Building resilient communities in the face of climate change through community-based approaches in Somalia

News and Press Release
Originally published


Published by Abdikarim Ali, BRCiS NRC Communication and advocacy coordinator

Luuq, also known as Luuq Ganaane, is one of the oldest districts of Gedo region of Jubba land state of Somalia. It locates at the bend of Juba River, where the Juba river flows down from north to south in a horseshoe shape. The district borders Ethiopia and Rabdure (Bakool Region) to the North, Wajiid District (Bakool), and Berdaale District (Bay Region) District to the East, Garbaharey District to the South and Beled Hawa and Dolow Districts to the West.
The district has an estimated geographical area of 8,258 km2 and an estimated population of about 65,000 people living in the Luuq town, but the total population of the district is estimated at 185,703 people. Luuq has a hot climatic condition with little rainfall. The temperature is always high, and the areas are cyclically tropical by drought and the floods, which adversely affect the farm-based livelihoods.
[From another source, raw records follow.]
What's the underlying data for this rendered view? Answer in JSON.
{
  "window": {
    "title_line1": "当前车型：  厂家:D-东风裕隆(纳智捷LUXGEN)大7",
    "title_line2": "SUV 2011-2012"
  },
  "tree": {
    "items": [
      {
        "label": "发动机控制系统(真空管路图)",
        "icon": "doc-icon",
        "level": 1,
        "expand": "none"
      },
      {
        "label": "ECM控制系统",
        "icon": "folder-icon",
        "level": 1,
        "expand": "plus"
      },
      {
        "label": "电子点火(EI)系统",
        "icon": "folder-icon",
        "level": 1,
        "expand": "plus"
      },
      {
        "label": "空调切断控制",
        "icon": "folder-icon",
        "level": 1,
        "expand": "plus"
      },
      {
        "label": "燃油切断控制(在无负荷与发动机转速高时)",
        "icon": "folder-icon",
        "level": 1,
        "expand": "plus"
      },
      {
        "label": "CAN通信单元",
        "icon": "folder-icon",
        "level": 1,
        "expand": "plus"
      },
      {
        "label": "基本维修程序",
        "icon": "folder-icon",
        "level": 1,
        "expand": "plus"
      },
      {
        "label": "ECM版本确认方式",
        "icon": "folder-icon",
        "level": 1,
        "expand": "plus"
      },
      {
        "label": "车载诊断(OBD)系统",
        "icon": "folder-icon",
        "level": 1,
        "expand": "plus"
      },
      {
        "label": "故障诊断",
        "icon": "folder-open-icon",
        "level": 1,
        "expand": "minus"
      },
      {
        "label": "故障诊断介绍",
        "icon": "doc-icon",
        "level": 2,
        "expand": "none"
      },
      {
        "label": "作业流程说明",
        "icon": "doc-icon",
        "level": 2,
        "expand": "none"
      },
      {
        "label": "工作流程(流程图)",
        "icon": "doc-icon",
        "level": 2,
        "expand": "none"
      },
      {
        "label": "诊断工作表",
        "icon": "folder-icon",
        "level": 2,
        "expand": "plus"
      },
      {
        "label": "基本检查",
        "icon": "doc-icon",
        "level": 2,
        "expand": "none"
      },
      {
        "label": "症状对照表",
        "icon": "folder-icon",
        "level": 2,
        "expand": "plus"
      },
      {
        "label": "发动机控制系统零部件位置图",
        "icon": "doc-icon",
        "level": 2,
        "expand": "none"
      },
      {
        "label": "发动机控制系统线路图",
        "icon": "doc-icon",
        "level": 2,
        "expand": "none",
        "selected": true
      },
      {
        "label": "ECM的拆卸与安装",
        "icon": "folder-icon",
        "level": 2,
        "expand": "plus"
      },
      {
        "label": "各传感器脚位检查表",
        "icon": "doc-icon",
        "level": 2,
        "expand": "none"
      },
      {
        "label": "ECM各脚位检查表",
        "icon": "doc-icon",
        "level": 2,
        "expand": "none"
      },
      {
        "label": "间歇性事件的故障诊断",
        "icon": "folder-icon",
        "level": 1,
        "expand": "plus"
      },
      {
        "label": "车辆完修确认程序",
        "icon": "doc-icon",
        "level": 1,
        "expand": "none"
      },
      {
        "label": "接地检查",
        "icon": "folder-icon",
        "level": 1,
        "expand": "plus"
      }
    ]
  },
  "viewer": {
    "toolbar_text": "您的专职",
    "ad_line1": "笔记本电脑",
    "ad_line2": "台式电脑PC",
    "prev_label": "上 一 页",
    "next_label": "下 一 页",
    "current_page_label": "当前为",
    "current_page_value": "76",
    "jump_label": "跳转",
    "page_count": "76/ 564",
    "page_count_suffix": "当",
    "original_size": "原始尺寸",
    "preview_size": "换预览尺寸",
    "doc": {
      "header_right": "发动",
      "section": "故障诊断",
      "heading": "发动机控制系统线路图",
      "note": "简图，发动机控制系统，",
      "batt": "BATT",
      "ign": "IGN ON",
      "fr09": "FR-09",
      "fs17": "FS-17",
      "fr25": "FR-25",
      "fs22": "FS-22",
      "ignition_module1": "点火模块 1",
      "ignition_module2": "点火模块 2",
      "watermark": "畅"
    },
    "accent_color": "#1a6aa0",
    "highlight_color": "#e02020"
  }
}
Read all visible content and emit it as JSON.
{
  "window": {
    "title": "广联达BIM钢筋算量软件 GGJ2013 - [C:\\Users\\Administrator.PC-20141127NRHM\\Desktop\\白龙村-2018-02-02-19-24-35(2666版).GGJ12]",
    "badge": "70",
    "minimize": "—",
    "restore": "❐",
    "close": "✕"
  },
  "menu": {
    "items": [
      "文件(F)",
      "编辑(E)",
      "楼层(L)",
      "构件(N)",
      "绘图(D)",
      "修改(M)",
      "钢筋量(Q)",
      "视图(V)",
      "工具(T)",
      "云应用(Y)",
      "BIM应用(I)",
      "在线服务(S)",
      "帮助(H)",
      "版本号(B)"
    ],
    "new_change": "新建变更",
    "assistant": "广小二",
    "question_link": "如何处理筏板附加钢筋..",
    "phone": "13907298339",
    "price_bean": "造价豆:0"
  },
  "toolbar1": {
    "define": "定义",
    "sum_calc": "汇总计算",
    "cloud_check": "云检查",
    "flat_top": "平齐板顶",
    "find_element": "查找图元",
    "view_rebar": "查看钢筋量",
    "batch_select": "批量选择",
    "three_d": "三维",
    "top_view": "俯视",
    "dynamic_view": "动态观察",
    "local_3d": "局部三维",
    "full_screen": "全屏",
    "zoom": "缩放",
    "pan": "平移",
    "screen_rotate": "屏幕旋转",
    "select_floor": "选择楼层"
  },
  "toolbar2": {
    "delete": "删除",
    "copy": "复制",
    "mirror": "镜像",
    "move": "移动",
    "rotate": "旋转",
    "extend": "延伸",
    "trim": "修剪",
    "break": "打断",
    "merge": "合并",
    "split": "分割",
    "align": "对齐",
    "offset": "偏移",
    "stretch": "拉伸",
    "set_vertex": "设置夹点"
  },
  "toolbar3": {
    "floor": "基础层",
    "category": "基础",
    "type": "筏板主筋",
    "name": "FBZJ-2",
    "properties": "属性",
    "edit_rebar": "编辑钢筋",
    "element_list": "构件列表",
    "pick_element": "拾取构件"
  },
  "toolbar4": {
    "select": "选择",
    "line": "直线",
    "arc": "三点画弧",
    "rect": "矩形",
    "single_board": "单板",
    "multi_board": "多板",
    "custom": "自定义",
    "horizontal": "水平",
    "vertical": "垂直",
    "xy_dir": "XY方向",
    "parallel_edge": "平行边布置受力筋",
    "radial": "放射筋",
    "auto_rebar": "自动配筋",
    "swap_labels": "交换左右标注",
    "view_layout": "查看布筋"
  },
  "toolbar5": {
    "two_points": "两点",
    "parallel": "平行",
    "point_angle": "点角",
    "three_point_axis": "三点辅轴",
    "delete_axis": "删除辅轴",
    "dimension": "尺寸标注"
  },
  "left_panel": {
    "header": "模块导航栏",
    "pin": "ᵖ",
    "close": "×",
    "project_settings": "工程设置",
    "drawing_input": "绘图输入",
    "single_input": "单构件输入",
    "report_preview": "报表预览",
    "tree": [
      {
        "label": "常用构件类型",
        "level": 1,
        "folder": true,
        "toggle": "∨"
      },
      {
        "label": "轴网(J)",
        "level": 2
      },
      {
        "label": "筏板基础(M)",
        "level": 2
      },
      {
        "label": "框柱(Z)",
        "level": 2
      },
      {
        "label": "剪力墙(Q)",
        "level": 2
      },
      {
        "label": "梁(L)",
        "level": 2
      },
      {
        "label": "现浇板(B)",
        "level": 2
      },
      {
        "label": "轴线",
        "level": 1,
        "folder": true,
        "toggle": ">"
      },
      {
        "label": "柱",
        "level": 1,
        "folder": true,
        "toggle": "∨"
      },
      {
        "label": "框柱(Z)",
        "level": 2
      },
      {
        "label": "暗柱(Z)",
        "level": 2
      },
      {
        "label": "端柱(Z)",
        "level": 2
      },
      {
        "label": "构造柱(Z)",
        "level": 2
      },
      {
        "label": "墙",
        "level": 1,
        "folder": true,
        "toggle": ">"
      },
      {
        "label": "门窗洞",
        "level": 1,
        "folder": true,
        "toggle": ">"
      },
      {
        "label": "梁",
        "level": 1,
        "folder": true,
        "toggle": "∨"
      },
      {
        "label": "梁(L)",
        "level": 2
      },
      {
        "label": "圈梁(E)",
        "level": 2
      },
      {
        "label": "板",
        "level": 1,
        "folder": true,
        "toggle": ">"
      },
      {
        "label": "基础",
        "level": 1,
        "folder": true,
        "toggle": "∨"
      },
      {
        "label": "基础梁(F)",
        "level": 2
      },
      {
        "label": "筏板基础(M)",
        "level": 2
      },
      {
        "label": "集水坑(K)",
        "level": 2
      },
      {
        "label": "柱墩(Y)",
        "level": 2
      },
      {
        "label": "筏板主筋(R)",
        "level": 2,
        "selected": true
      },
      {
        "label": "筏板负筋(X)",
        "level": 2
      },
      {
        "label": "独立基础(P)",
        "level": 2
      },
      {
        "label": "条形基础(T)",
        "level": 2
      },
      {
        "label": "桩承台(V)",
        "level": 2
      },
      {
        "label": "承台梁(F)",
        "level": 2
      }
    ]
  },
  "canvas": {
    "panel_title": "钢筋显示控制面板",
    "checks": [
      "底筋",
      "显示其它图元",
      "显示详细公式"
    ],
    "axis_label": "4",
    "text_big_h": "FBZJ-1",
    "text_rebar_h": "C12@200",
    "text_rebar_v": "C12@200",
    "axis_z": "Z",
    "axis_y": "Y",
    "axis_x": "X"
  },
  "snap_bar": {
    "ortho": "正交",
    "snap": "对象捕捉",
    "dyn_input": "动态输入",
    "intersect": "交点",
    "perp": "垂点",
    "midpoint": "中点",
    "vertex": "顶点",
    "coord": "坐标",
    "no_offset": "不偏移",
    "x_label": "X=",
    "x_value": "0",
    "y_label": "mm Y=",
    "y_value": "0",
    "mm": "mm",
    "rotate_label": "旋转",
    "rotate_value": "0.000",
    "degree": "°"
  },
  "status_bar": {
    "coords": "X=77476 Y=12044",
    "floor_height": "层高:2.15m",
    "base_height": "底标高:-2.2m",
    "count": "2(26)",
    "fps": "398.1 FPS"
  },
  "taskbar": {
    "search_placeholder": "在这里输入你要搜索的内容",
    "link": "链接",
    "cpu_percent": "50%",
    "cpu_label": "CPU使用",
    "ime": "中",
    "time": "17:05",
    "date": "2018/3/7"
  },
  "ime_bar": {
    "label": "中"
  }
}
Several consecutive seasons of rain failure have led failed crop harvesting driving many people into food insecurity.

Like any other sector, agriculture has adversely been affected by Somalia’s lack of functional and robust government in more than thirty years. Gedo region, in particular, Luuq district was severely affected, which was one of Somalia’s food basket areas. The district is still crippling with the numerous human attributed activities and natural setbacks. Recurrent droughts and floods coupled with unsustainable agricultural practices and the absence of enabling environment have exposed many to the impacts of climatic shocks.

Abdullahi Sheikh Abdisalam, 50-years old farmer and the father of 9 children collects watermelon from his farm in Luuq district of Gedo Region, Somalia. Photo: Mohamed Bashir/NRC.

NRC, through a community-cantered BRCiS II project, initiated the embankment of 1km gabion to mitigate surface runoff from upstream and that from the river in Luuq district. This was to enable small-scale farmers to scale up their agricultural production. Thanks to DFID fund through BRCiS, this has led to the reclamation of the abandoned land for proper use.

Abdullahi Sheikh Abdisalam , among the small-scale farmers in Luuq, is one of the beneficiaries of the DFID funded project to restart their agriculture production after the embankment.

Abdullahi is the father of nine children – six boys and three girls, out of which three boys and one girl are in school.
Abdullahi, like many other farmers in Buyle village, southeast of Luuq town who depend on farming as their primary source of livelihood. Abdullahi has a 4 hectare of farmland in Buyle village, but despite having a large piece of fertile land near the river, he was living in poverty.

He couldn’t afford to fully utilize his agriculture land due to fear of recurrent river flooding in rainy season. As a result of these recurrent floods, Abdullahi earlier lost his irrigation pump, crops, and his farm couldn’t be accessed during the floods. “The persistent floods caused by Jubba river destroyed my crops and also abandoned a large piece of my arable land except for a few lemon trees. I lost my irrigation pump too. I became hopeless after losing everything. I started to look for casual work, and I got the opportunity to work as a construction worker. I was getting $6 per day, whenever there is a construction nearby. the money which was not enough to help me sustain my family needs”. Abdullahi says.

As a result of the river embankment intervention through BRCiS II project, three months later,
Abdullahi was encourage to cultivate the land he previously abandoned and began to plant different crops. Abdullahi, and other ten farmers were given hope and benefited from the embankment.
Finally, Abdullahi says, “As a small-scale farmer, I’m grateful for this key intervention at the right time. Thanks to NRC and its donor for the river embankment activity, which enabled me to restart my farming production. I’m now proud to grow various crops such as maize, millet, onions, and watermelon. After a good harvest, I am expecting to fully meet my family’s basic needs”.
Today Abdulahi and other small-scale farmers are grateful for this intervention which they think I came the right time. Thanks to DFID and BRCiS project for the embankment which enabled the small –scale farmers in Luuq to restart farming production in an abonded land near the river juba.